### Description of the task
An exact reproduction of each record is required.

### Available data
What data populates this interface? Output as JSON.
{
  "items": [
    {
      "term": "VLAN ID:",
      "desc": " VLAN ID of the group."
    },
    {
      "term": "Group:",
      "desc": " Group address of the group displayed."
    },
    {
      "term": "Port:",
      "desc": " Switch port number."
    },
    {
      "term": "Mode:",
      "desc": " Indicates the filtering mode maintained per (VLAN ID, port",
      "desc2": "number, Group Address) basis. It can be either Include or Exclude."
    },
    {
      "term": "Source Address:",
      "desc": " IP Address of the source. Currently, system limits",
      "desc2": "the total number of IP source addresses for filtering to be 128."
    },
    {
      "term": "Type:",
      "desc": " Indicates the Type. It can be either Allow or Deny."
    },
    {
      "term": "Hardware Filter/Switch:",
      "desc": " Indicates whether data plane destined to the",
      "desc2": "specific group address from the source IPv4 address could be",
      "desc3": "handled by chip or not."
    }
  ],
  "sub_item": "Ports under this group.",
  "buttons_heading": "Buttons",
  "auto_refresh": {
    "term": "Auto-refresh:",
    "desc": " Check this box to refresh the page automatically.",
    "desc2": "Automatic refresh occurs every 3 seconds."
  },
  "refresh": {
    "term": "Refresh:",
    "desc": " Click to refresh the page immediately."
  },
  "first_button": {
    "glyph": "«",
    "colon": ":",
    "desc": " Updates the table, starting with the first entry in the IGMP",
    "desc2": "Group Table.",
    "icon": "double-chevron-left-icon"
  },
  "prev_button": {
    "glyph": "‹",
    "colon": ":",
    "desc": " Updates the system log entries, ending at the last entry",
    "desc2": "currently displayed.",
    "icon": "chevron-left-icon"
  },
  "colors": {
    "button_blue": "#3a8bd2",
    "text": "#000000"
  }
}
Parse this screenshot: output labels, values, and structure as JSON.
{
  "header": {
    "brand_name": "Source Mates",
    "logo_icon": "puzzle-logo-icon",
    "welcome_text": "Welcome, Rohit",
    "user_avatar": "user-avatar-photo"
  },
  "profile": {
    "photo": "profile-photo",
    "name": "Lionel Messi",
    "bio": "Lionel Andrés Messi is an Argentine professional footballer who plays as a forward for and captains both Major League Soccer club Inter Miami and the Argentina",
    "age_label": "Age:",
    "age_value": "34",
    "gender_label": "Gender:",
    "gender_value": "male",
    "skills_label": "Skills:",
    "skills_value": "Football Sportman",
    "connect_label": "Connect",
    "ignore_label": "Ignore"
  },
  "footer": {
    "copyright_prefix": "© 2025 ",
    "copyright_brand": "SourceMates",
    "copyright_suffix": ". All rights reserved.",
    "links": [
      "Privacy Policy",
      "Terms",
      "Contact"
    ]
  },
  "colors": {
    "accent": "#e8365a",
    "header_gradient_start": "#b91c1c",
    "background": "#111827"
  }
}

### Response
What data populates this interface? Output as JSON.
{
  "items": [
    {
      "term": "VLAN ID:",
      "desc": " VLAN ID of the group."
    },
    {
      "term": "Group:",
      "desc": " Group address of the group displayed."
    },
    {
      "term": "Port:",
      "desc": " Switch port number."
    },
    {
      "term": "Mode:",
      "desc": " Indicates the filtering mode maintained per (VLAN ID, port",
      "desc2": "number, Group Address) basis. It can be either Include or Exclude."
    },
    {
      "term": "Source Address:",
      "desc": " IP Address of the source. Currently, system limits",
      "desc2": "the total number of IP source addresses for filtering to be 128."
    },
    {
      "term": "Type:",
      "desc": " Indicates the Type. It can be either Allow or Deny."
    },
    {
      "term": "Hardware Filter/Switch:",
      "desc": " Indicates whether data plane destined to the",
      "desc2": "specific group address from the source IPv4 address could be",
      "desc3": "handled by chip or not."
    }
  ],
  "sub_item": "Ports under this group.",
  "buttons_heading": "Buttons",
  "auto_refresh": {
    "term": "Auto-refresh:",
    "desc": " Check this box to refresh the page automatically.",
    "desc2": "Automatic refresh occurs every 3 seconds."
  },
  "refresh": {
    "term": "Refresh:",
    "desc": " Click to refresh the page immediately."
  },
  "first_button": {
    "glyph": "«",
    "colon": ":",
    "desc": " Updates the table, starting with the first entry in the IGMP",
    "desc2": "Group Table.",
    "icon": "double-chevron-left-icon"
  },
  "prev_button": {
    "glyph": "‹",
    "colon": ":",
    "desc": " Updates the system log entries, ending at the last entry",
    "desc2": "currently displayed.",
    "icon": "chevron-left-icon"
  },
  "colors": {
    "button_blue": "#3a8bd2",
    "text": "#000000"
  }
}
Parse this screenshot: output labels, values, and structure as JSON.
{
  "header": {
    "brand_name": "Source Mates",
    "logo_icon": "puzzle-logo-icon",
    "welcome_text": "Welcome, Rohit",
    "user_avatar": "user-avatar-photo"
  },
  "profile": {
    "photo": "profile-photo",
    "name": "Lionel Messi",
    "bio": "Lionel Andrés Messi is an Argentine professional footballer who plays as a forward for and captains both Major League Soccer club Inter Miami and the Argentina",
    "age_label": "Age:",
    "age_value": "34",
    "gender_label": "Gender:",
    "gender_value": "male",
    "skills_label": "Skills:",
    "skills_value": "Football Sportman",
    "connect_label": "Connect",
    "ignore_label": "Ignore"
  },
  "footer": {
    "copyright_prefix": "© 2025 ",
    "copyright_brand": "SourceMates",
    "copyright_suffix": ". All rights reserved.",
    "links": [
      "Privacy Policy",
      "Terms",
      "Contact"
    ]
  },
  "colors": {
    "accent": "#e8365a",
    "header_gradient_start": "#b91c1c",
    "background": "#111827"
  }
}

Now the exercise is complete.